Author Alain de Botton has announced a bold new plan for a series of Temples for Atheists to be built around the UK.
‘Why should religious people have the most beautiful buildings in the land?’ he asks. ‘It’s time atheists had their own versions of the great churches and cathedrals’…
De Botton has begun working on the first Temple for Atheists. Designed by Tom Greenall Architects, this will be a huge black tower nestled among the office buildings in the City of London. Measuring 46 meters in all, the tower represents the age of the earth, with each centimetre equating to 1 million years and with, at the tower’s base, a tiny band of gold a mere millimetre thick standing for mankind’s time on earth. The Temple is dedicated to the idea of perspective, which is something we’re prone to lose in the midst of our busy modern lives.
De Botton suggests that atheists like Richard Dawkins won’t ever convince people that atheism is an attractive way of looking at life until they provide them with the sort of rituals, buildings, communities and works of art and architecture that religions have always used.
It will be very interesting to see if this idea catches on. It isn’t cheap to design and build such structures and I wonder if the funding will primarily come from wealthy individuals or atheist organizations.
Two other things are very interesting:
1. The argument that having a building for your cause is noteworthy.

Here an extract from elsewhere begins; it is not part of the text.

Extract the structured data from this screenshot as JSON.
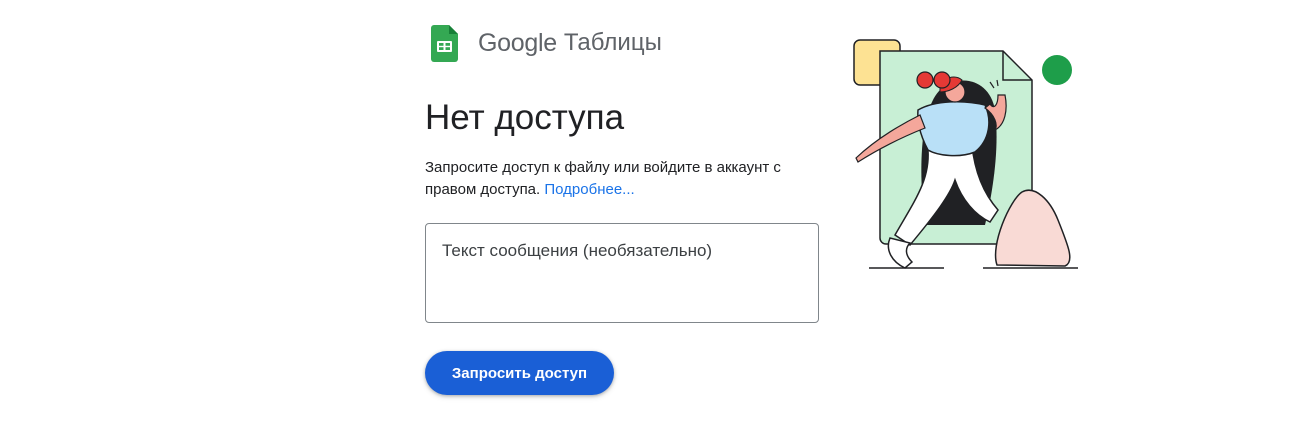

A building implies permanence and stability. If a group has enough money or followers, a building is a testament to that. Also, the specific design of a building can represent an idea or cause. In this case, the building is intended to help people think about perspective. In the end, a building is not simply a functional place but has a lot symbolic value.
2. More from a sociological point of view, it is interesting to hear De Botton argue that the mechanics of religion are successful even if its content is untrue. In other words, religious practices and behaviors are attractive to plenty of people and atheists need to find their equivalent. Religion’s power, then, is not just in a belief in or experience with the supernatural but is also a social phenomenon that successfully brings people together.